Hello! I have made some progress in reading the books on my Recommended Reading List.  The titles on this list were recommended to me by other survivors.  I have updated several of the listings with my own notes and comments. The most helpful book I have read is Healing from Hidden Abuse: A Journey Through the Stages of Recovery from Psychological Abuse by Shannon Thomas, which I finished last week.

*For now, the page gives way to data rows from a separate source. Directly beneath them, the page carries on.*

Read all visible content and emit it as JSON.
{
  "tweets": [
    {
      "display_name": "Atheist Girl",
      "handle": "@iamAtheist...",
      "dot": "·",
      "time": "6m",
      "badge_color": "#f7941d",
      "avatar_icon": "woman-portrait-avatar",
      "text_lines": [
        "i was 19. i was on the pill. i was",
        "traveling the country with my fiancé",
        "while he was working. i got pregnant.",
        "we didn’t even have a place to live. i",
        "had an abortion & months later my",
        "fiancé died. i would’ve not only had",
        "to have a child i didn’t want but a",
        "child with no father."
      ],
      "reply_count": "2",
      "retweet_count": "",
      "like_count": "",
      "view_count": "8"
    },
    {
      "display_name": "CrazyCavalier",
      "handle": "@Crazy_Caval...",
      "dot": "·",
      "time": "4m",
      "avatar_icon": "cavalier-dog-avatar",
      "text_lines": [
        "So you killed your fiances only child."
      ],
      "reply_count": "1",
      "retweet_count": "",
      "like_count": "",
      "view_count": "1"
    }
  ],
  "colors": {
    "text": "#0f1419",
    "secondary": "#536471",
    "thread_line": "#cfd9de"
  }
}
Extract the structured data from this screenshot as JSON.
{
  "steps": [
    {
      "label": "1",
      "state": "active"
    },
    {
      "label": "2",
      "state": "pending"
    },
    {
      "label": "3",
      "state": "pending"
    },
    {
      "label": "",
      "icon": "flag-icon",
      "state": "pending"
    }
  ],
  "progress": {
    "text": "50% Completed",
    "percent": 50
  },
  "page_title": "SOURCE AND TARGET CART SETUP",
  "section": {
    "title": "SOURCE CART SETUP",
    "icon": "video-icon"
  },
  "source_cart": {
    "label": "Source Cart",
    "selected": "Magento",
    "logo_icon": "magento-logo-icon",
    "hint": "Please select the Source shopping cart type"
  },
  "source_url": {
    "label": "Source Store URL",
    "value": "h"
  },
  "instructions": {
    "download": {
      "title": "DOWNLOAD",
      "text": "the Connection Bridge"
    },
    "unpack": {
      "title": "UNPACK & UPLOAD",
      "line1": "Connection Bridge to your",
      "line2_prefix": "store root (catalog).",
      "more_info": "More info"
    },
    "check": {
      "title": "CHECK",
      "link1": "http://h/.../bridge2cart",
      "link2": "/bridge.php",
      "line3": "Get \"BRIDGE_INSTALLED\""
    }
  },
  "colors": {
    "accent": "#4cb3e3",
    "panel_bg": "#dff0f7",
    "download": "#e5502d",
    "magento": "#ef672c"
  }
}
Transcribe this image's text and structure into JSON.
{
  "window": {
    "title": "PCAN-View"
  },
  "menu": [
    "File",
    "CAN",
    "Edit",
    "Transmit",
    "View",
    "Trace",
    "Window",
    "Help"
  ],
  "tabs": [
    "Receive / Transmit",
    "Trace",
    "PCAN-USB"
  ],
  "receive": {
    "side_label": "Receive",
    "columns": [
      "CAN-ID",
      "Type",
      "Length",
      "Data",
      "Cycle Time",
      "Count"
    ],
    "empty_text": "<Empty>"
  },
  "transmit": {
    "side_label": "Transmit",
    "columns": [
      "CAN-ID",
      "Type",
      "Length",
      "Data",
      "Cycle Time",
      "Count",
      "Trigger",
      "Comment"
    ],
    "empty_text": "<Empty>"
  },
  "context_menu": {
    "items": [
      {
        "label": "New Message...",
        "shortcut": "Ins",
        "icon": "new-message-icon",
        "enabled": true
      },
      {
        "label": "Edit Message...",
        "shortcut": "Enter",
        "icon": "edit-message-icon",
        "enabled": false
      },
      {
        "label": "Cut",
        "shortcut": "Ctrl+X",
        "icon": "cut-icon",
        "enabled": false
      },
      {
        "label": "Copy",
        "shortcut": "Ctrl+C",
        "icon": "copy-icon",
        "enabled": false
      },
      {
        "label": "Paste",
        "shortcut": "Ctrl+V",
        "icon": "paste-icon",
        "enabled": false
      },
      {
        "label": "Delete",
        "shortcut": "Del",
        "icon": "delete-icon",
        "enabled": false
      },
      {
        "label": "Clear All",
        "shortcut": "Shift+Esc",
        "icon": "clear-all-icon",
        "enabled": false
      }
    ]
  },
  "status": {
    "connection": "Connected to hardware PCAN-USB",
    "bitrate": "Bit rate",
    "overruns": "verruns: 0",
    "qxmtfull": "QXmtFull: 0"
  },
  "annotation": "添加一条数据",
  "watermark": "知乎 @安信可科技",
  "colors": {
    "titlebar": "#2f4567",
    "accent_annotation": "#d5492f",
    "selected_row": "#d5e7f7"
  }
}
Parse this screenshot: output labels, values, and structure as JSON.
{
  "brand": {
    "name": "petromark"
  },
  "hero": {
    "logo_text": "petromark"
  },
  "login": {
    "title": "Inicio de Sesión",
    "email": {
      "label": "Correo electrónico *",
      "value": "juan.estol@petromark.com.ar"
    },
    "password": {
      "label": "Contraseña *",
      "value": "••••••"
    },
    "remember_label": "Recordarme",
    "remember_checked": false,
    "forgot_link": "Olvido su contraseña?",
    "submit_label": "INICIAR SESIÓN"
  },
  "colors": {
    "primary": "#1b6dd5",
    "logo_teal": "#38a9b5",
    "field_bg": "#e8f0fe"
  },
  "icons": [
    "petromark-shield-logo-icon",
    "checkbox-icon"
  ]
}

Now, I have started Loving Him Without Losing You by Beverly Engle, and I am finding it to be very useful as well.  This book focuses on you, the survivor, and your future–not what has been done to you by an abuser. It is providing helpful strategies to build and maintain healthy relationships, keeping your sense of self and separateness in tact. I am finding that I have already adopted many of the healthy behaviors in the book. However, some of these behavioral changes are recent and are taking the place of unhealthy habits that have been deeply ingrained over the years, since childhood. So, the book contains some very helpful reminders for me.

Continue reading “Updated Reading List”